-- Opening Marker --

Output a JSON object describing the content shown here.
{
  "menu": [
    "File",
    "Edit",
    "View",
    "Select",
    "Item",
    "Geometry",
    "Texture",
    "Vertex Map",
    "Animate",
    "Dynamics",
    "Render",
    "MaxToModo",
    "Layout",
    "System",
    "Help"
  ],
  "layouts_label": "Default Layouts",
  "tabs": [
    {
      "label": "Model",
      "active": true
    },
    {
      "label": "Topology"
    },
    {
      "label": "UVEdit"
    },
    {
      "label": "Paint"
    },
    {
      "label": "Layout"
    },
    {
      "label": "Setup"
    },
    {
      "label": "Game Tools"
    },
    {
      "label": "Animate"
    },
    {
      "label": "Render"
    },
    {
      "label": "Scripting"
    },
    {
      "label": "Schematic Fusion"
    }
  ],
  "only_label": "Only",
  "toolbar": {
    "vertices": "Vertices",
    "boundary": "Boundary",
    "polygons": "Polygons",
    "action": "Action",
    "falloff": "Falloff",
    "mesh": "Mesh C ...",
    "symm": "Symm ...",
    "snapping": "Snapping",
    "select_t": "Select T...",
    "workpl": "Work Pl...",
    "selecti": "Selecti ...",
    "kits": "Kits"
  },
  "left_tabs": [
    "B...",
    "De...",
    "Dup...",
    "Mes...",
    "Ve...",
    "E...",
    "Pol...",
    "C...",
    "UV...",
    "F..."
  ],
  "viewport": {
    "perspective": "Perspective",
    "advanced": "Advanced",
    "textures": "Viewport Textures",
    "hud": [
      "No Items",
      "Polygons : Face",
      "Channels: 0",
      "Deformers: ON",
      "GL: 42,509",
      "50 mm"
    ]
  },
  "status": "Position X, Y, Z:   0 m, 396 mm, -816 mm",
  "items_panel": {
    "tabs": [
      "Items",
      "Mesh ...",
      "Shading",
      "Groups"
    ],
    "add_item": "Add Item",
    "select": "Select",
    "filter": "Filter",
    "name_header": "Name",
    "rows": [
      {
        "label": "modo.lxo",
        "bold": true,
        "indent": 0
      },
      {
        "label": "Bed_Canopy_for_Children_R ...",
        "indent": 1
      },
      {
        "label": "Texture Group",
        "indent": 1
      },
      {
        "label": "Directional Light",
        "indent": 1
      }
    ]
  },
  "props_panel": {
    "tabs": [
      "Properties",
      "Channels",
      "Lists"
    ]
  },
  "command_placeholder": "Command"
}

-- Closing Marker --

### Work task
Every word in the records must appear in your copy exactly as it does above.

### Solution to the exercise
Output a JSON object describing the content shown here.
{
  "menu": [
    "File",
    "Edit",
    "View",
    "Select",
    "Item",
    "Geometry",
    "Texture",
    "Vertex Map",
    "Animate",
    "Dynamics",
    "Render",
    "MaxToModo",
    "Layout",
    "System",
    "Help"
  ],
  "layouts_label": "Default Layouts",
  "tabs": [
    {
      "label": "Model",
      "active": true
    },
    {
      "label": "Topology"
    },
    {
      "label": "UVEdit"
    },
    {
      "label": "Paint"
    },
    {
      "label": "Layout"
    },
    {
      "label": "Setup"
    },
    {
      "label": "Game Tools"
    },
    {
      "label": "Animate"
    },
    {
      "label": "Render"
    },
    {
      "label": "Scripting"
    },
    {
      "label": "Schematic Fusion"
    }
  ],
  "only_label": "Only",
  "toolbar": {
    "vertices": "Vertices",
    "boundary": "Boundary",
    "polygons": "Polygons",
    "action": "Action",
    "falloff": "Falloff",
    "mesh": "Mesh C ...",
    "symm": "Symm ...",
    "snapping": "Snapping",
    "select_t": "Select T...",
    "workpl": "Work Pl...",
    "selecti": "Selecti ...",
    "kits": "Kits"
  },
  "left_tabs": [
    "B...",
    "De...",
    "Dup...",
    "Mes...",
    "Ve...",
    "E...",
    "Pol...",
    "C...",
    "UV...",
    "F..."
  ],
  "viewport": {
    "perspective": "Perspective",
    "advanced": "Advanced",
    "textures": "Viewport Textures",
    "hud": [
      "No Items",
      "Polygons : Face",
      "Channels: 0",
      "Deformers: ON",
      "GL: 42,509",
      "50 mm"
    ]
  },
  "status": "Position X, Y, Z:   0 m, 396 mm, -816 mm",
  "items_panel": {
    "tabs": [
      "Items",
      "Mesh ...",
      "Shading",
      "Groups"
    ],
    "add_item": "Add Item",
    "select": "Select",
    "filter": "Filter",
    "name_header": "Name",
    "rows": [
      {
        "label": "modo.lxo",
        "bold": true,
        "indent": 0
      },
      {
        "label": "Bed_Canopy_for_Children_R ...",
        "indent": 1
      },
      {
        "label": "Texture Group",
        "indent": 1
      },
      {
        "label": "Directional Light",
        "indent": 1
      }
    ]
  },
  "props_panel": {
    "tabs": [
      "Properties",
      "Channels",
      "Lists"
    ]
  },
  "command_placeholder": "Command"
}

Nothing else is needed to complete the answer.